Lee's guilty plea. Although the sentencing court granted Lee probation without making special findings on the record, it was more likely a procedural oversight during sentencing rather than the result of Lee having pled to something different from what was "charged in the indictment."
Lee also cites to an abstract of judgment as creating doubt about the crime of conviction. The abstract of judgment is a court form that records the judgment of conviction, with boxes for the code, section number and crime of conviction. Although this form lists the crime as "TRANSPORT OR SELL NARCOTIC CONTROLLED SUBSTANCE," the format of the form suggests this phrasing is simply a recitation of the name of the violated statute, not an attempt to describe the conduct to which Lee particularly pled. It does not create ambiguity concerning the conduct to which Lee pled, particularly in the face of the indictment and the change of plea minute order.

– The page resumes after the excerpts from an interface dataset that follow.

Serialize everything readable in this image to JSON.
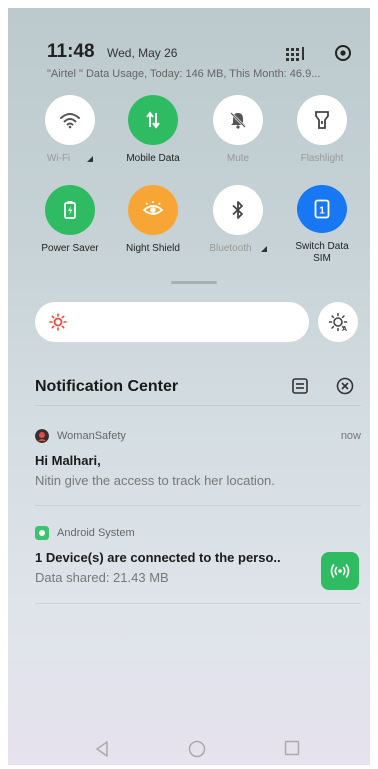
{
  "status": {
    "time": "11:48",
    "date": "Wed, May 26",
    "usage": "\"Airtel \" Data Usage, Today: 146 MB, This Month: 46.9..."
  },
  "tiles": [
    {
      "label": "Wi-Fi",
      "icon": "wifi-icon",
      "active": false,
      "has_arrow": true
    },
    {
      "label": "Mobile Data",
      "icon": "mobile-data-icon",
      "active": true,
      "has_arrow": false
    },
    {
      "label": "Mute",
      "icon": "mute-icon",
      "active": false,
      "has_arrow": false
    },
    {
      "label": "Flashlight",
      "icon": "flashlight-icon",
      "active": false,
      "has_arrow": false
    },
    {
      "label": "Power Saver",
      "icon": "power-saver-icon",
      "active": true,
      "has_arrow": false
    },
    {
      "label": "Night Shield",
      "icon": "night-shield-icon",
      "active": true,
      "has_arrow": false
    },
    {
      "label": "Bluetooth",
      "icon": "bluetooth-icon",
      "active": false,
      "has_arrow": true
    },
    {
      "label": "Switch Data SIM",
      "icon": "sim-icon",
      "active": true,
      "has_arrow": false
    }
  ],
  "brightness": {
    "level": 0
  },
  "notification_center": {
    "title": "Notification Center",
    "notifications": [
      {
        "app": "WomanSafety",
        "time": "now",
        "title": "Hi Malhari,",
        "body": "Nitin give the access to track her location."
      },
      {
        "app": "Android System",
        "title": "1 Device(s) are connected to the perso..",
        "body": "Data shared: 21.43 MB"
      }
    ]
  },
  "colors": {
    "green": "#2fbb62",
    "orange": "#f7a635",
    "blue": "#1877f2",
    "brightness_sun": "#e74c3c"
  }
}
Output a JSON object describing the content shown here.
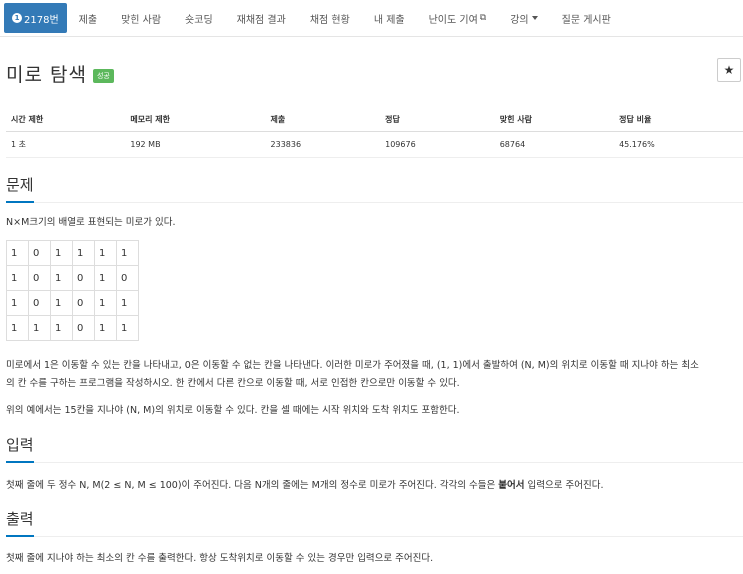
{
  "nav": {
    "problem_badge": "1",
    "problem_number": "2178번",
    "tabs": [
      "제출",
      "맞힌 사람",
      "숏코딩",
      "재채점 결과",
      "채점 현황",
      "내 제출",
      "난이도 기여",
      "강의",
      "질문 게시판"
    ]
  },
  "problem": {
    "title": "미로 탐색",
    "status": "성공",
    "star": "★"
  },
  "info": {
    "headers": [
      "시간 제한",
      "메모리 제한",
      "제출",
      "정답",
      "맞힌 사람",
      "정답 비율"
    ],
    "values": [
      "1 초",
      "192 MB",
      "233836",
      "109676",
      "68764",
      "45.176%"
    ]
  },
  "sections": {
    "description_title": "문제",
    "description_intro": "N×M크기의 배열로 표현되는 미로가 있다.",
    "maze": [
      [
        "1",
        "0",
        "1",
        "1",
        "1",
        "1"
      ],
      [
        "1",
        "0",
        "1",
        "0",
        "1",
        "0"
      ],
      [
        "1",
        "0",
        "1",
        "0",
        "1",
        "1"
      ],
      [
        "1",
        "1",
        "1",
        "0",
        "1",
        "1"
      ]
    ],
    "description_p1_line1": "미로에서 1은 이동할 수 있는 칸을 나타내고, 0은 이동할 수 없는 칸을 나타낸다. 이러한 미로가 주어졌을 때, (1, 1)에서 출발하여 (N, M)의 위치로 이동할 때 지나야 하는 최소",
    "description_p1_line2": "의 칸 수를 구하는 프로그램을 작성하시오. 한 칸에서 다른 칸으로 이동할 때, 서로 인접한 칸으로만 이동할 수 있다.",
    "description_p2": "위의 예에서는 15칸을 지나야 (N, M)의 위치로 이동할 수 있다. 칸을 셀 때에는 시작 위치와 도착 위치도 포함한다.",
    "input_title": "입력",
    "input_text_before": "첫째 줄에 두 정수 N, M(2 ≤ N, M ≤ 100)이 주어진다. 다음 N개의 줄에는 M개의 정수로 미로가 주어진다. 각각의 수들은 ",
    "input_text_bold": "붙어서",
    "input_text_after": " 입력으로 주어진다.",
    "output_title": "출력",
    "output_text": "첫째 줄에 지나야 하는 최소의 칸 수를 출력한다. 항상 도착위치로 이동할 수 있는 경우만 입력으로 주어진다."
  },
  "colors": {
    "primary": "#337ab7",
    "success": "#5cb85c",
    "section_underline": "#0076c0"
  }
}
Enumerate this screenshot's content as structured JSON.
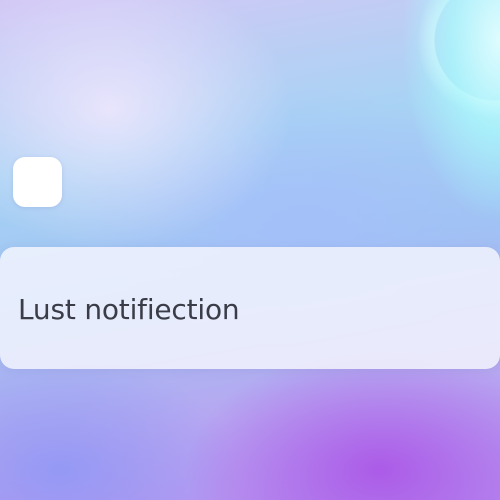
{
  "notification": {
    "text": "Lust notifiection",
    "app_icon": "blank-app-icon"
  },
  "colors": {
    "banner_background": "#f2f3fd",
    "text": "#3a3d48",
    "app_icon_fill": "#ffffff"
  }
}
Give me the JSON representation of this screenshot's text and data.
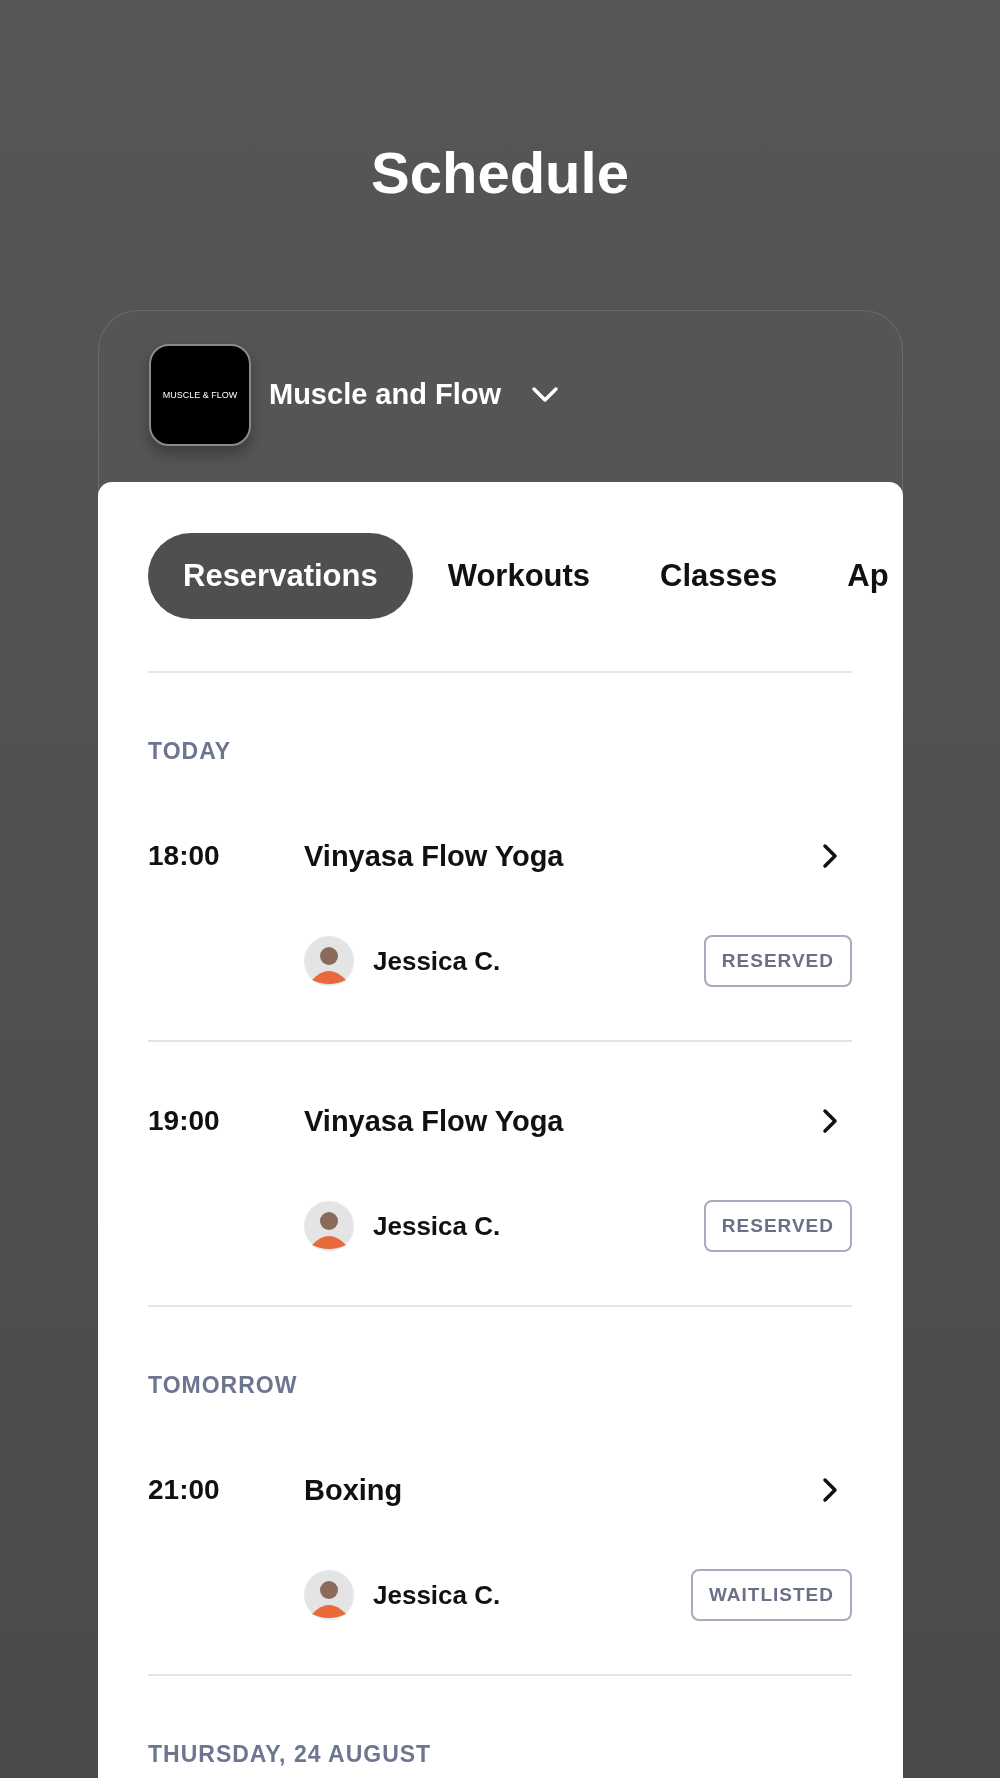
{
  "title": "Schedule",
  "studio": {
    "logo_text": "MUSCLE & FLOW",
    "name": "Muscle and Flow"
  },
  "tabs": [
    {
      "label": "Reservations",
      "selected": true
    },
    {
      "label": "Workouts",
      "selected": false
    },
    {
      "label": "Classes",
      "selected": false
    },
    {
      "label": "Ap",
      "selected": false
    }
  ],
  "sections": [
    {
      "label": "TODAY",
      "entries": [
        {
          "time": "18:00",
          "title": "Vinyasa Flow Yoga",
          "instructor": "Jessica C.",
          "status": "RESERVED"
        },
        {
          "time": "19:00",
          "title": "Vinyasa Flow Yoga",
          "instructor": "Jessica C.",
          "status": "RESERVED"
        }
      ]
    },
    {
      "label": "TOMORROW",
      "entries": [
        {
          "time": "21:00",
          "title": "Boxing",
          "instructor": "Jessica C.",
          "status": "WAITLISTED"
        }
      ]
    },
    {
      "label": "THURSDAY, 24 AUGUST"
    }
  ]
}
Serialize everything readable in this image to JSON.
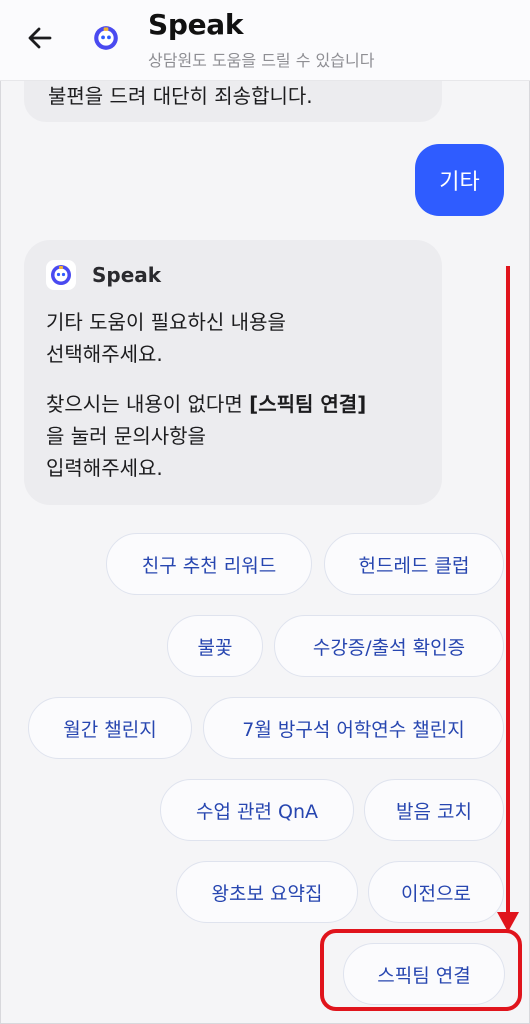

In sum, neither the sentencing court's failure to state special findings on the record nor the abstract of judgment undermines the proof of Lee's conviction for selling or offering to sell cocaine base. Accordingly, the Alameda County conviction for violation of California Health and Safety Code § 11352(a) qualifies as a predicate controlled substance offense.
We reject Lee's remaining argument that the district court abused its discretion by refusing to provide a jury instruction on entrapment. The district court found that Lee presented no evidence of inducement or lack of predisposition. Lee did not introduce any evidence that the government pressured him to
sell cocaine or that he was reluctant to engage in the crime. Thus, the court's finding was not "illogical, implausible, or without support in inferences that may be drawn from the record." United States v. Hinkson, 585 F.3d 1247, 1263 (9th Cir. 2009) (en banc).
Because Lee's San Francisco conviction does not qualify as a predicate offense, we vacate Lee's sentence and remand for resentencing. On remand, the district court should consider whether Lee's convictions under California Penal Code §§ 69 and 243.1 constitute predicate offenses that, in conjunction with Lee's Alameda County conviction, would qualify Lee as a career offender.
SENTENCE VACATED and REMANDED.